*** INPUT RECORDS ***
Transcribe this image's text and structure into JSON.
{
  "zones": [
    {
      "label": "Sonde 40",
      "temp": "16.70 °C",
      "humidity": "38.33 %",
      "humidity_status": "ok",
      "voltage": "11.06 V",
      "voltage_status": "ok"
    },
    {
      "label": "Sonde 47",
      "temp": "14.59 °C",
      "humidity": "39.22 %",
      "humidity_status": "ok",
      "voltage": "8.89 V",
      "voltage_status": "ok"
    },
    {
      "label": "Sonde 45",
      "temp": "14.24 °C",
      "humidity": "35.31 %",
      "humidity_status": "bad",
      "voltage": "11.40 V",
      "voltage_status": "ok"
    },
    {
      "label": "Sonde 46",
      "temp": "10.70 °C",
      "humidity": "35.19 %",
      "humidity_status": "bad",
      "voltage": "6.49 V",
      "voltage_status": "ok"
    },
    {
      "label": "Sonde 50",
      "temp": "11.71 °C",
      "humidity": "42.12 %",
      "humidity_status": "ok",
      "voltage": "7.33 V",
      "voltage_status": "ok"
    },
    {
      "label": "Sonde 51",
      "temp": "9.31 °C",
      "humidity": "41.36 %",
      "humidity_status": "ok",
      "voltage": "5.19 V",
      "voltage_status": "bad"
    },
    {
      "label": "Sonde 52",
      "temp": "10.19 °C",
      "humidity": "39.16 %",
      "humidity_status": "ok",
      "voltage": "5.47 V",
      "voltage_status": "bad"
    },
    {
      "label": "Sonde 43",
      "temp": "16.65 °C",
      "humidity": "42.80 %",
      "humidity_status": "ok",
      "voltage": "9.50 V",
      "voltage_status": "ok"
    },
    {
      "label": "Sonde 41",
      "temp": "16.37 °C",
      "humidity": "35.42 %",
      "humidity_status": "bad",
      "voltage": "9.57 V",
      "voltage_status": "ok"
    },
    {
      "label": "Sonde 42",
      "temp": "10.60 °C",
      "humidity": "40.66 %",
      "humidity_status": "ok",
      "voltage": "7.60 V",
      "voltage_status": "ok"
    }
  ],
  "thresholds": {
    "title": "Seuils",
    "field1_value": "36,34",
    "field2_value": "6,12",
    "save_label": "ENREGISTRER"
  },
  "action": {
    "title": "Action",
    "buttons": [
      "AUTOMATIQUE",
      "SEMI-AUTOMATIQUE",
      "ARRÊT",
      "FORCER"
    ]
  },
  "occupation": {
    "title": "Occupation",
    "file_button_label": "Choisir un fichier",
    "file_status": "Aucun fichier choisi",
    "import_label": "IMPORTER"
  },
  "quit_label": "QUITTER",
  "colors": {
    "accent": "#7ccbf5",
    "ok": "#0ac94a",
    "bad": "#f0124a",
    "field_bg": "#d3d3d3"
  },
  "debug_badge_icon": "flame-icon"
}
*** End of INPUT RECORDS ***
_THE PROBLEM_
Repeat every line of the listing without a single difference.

_YOUR SOLUTION_
Transcribe this image's text and structure into JSON.
{
  "zones": [
    {
      "label": "Sonde 40",
      "temp": "16.70 °C",
      "humidity": "38.33 %",
      "humidity_status": "ok",
      "voltage": "11.06 V",
      "voltage_status": "ok"
    },
    {
      "label": "Sonde 47",
      "temp": "14.59 °C",
      "humidity": "39.22 %",
      "humidity_status": "ok",
      "voltage": "8.89 V",
      "voltage_status": "ok"
    },
    {
      "label": "Sonde 45",
      "temp": "14.24 °C",
      "humidity": "35.31 %",
      "humidity_status": "bad",
      "voltage": "11.40 V",
      "voltage_status": "ok"
    },
    {
      "label": "Sonde 46",
      "temp": "10.70 °C",
      "humidity": "35.19 %",
      "humidity_status": "bad",
      "voltage": "6.49 V",
      "voltage_status": "ok"
    },
    {
      "label": "Sonde 50",
      "temp": "11.71 °C",
      "humidity": "42.12 %",
      "humidity_status": "ok",
      "voltage": "7.33 V",
      "voltage_status": "ok"
    },
    {
      "label": "Sonde 51",
      "temp": "9.31 °C",
      "humidity": "41.36 %",
      "humidity_status": "ok",
      "voltage": "5.19 V",
      "voltage_status": "bad"
    },
    {
      "label": "Sonde 52",
      "temp": "10.19 °C",
      "humidity": "39.16 %",
      "humidity_status": "ok",
      "voltage": "5.47 V",
      "voltage_status": "bad"
    },
    {
      "label": "Sonde 43",
      "temp": "16.65 °C",
      "humidity": "42.80 %",
      "humidity_status": "ok",
      "voltage": "9.50 V",
      "voltage_status": "ok"
    },
    {
      "label": "Sonde 41",
      "temp": "16.37 °C",
      "humidity": "35.42 %",
      "humidity_status": "bad",
      "voltage": "9.57 V",
      "voltage_status": "ok"
    },
    {
      "label": "Sonde 42",
      "temp": "10.60 °C",
      "humidity": "40.66 %",
      "humidity_status": "ok",
      "voltage": "7.60 V",
      "voltage_status": "ok"
    }
  ],
  "thresholds": {
    "title": "Seuils",
    "field1_value": "36,34",
    "field2_value": "6,12",
    "save_label": "ENREGISTRER"
  },
  "action": {
    "title": "Action",
    "buttons": [
      "AUTOMATIQUE",
      "SEMI-AUTOMATIQUE",
      "ARRÊT",
      "FORCER"
    ]
  },
  "occupation": {
    "title": "Occupation",
    "file_button_label": "Choisir un fichier",
    "file_status": "Aucun fichier choisi",
    "import_label": "IMPORTER"
  },
  "quit_label": "QUITTER",
  "colors": {
    "accent": "#7ccbf5",
    "ok": "#0ac94a",
    "bad": "#f0124a",
    "field_bg": "#d3d3d3"
  },
  "debug_badge_icon": "flame-icon"
}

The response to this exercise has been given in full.